━━━ Input data ━━━
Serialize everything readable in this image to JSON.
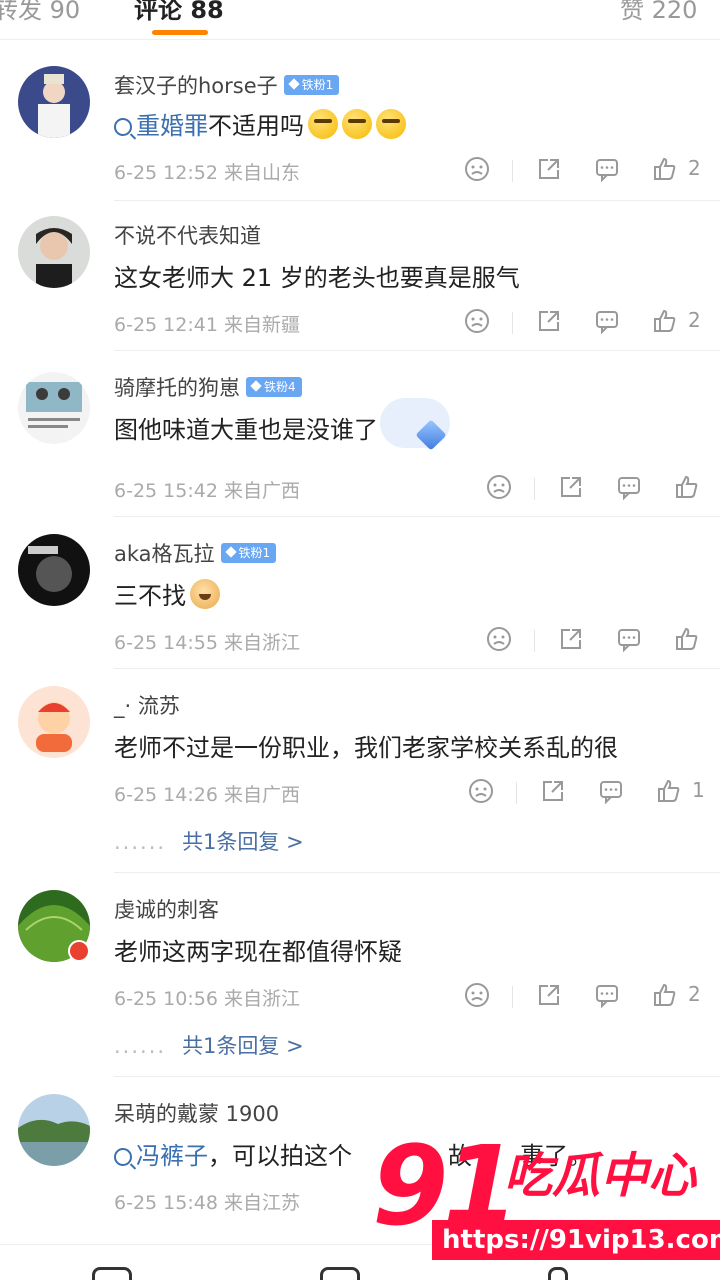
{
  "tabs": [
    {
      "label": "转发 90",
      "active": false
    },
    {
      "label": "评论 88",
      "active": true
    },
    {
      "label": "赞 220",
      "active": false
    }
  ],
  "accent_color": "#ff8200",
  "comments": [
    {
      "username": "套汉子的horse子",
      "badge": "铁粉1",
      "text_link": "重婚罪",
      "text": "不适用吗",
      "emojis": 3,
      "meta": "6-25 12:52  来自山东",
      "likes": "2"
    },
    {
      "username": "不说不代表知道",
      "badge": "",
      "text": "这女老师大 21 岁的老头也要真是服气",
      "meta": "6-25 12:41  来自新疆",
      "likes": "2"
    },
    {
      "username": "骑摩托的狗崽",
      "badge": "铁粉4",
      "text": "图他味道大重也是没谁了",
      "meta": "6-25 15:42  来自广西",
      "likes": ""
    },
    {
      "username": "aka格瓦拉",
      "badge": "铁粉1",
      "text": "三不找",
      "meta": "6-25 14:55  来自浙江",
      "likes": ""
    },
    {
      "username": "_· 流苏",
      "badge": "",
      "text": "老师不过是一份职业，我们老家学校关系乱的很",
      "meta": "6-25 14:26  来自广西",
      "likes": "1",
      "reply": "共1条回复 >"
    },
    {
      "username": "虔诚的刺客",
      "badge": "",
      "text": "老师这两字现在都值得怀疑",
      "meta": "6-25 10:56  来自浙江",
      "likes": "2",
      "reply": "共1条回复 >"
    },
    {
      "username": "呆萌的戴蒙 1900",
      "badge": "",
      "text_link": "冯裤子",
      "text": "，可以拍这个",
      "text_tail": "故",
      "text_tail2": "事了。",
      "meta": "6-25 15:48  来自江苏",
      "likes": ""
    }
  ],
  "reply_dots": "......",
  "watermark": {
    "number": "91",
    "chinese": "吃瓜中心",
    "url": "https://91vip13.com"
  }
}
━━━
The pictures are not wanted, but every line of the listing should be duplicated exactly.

Result for this task>
Serialize everything readable in this image to JSON.
{
  "tabs": [
    {
      "label": "转发 90",
      "active": false
    },
    {
      "label": "评论 88",
      "active": true
    },
    {
      "label": "赞 220",
      "active": false
    }
  ],
  "accent_color": "#ff8200",
  "comments": [
    {
      "username": "套汉子的horse子",
      "badge": "铁粉1",
      "text_link": "重婚罪",
      "text": "不适用吗",
      "emojis": 3,
      "meta": "6-25 12:52  来自山东",
      "likes": "2"
    },
    {
      "username": "不说不代表知道",
      "badge": "",
      "text": "这女老师大 21 岁的老头也要真是服气",
      "meta": "6-25 12:41  来自新疆",
      "likes": "2"
    },
    {
      "username": "骑摩托的狗崽",
      "badge": "铁粉4",
      "text": "图他味道大重也是没谁了",
      "meta": "6-25 15:42  来自广西",
      "likes": ""
    },
    {
      "username": "aka格瓦拉",
      "badge": "铁粉1",
      "text": "三不找",
      "meta": "6-25 14:55  来自浙江",
      "likes": ""
    },
    {
      "username": "_· 流苏",
      "badge": "",
      "text": "老师不过是一份职业，我们老家学校关系乱的很",
      "meta": "6-25 14:26  来自广西",
      "likes": "1",
      "reply": "共1条回复 >"
    },
    {
      "username": "虔诚的刺客",
      "badge": "",
      "text": "老师这两字现在都值得怀疑",
      "meta": "6-25 10:56  来自浙江",
      "likes": "2",
      "reply": "共1条回复 >"
    },
    {
      "username": "呆萌的戴蒙 1900",
      "badge": "",
      "text_link": "冯裤子",
      "text": "，可以拍这个",
      "text_tail": "故",
      "text_tail2": "事了。",
      "meta": "6-25 15:48  来自江苏",
      "likes": ""
    }
  ],
  "reply_dots": "......",
  "watermark": {
    "number": "91",
    "chinese": "吃瓜中心",
    "url": "https://91vip13.com"
  }
}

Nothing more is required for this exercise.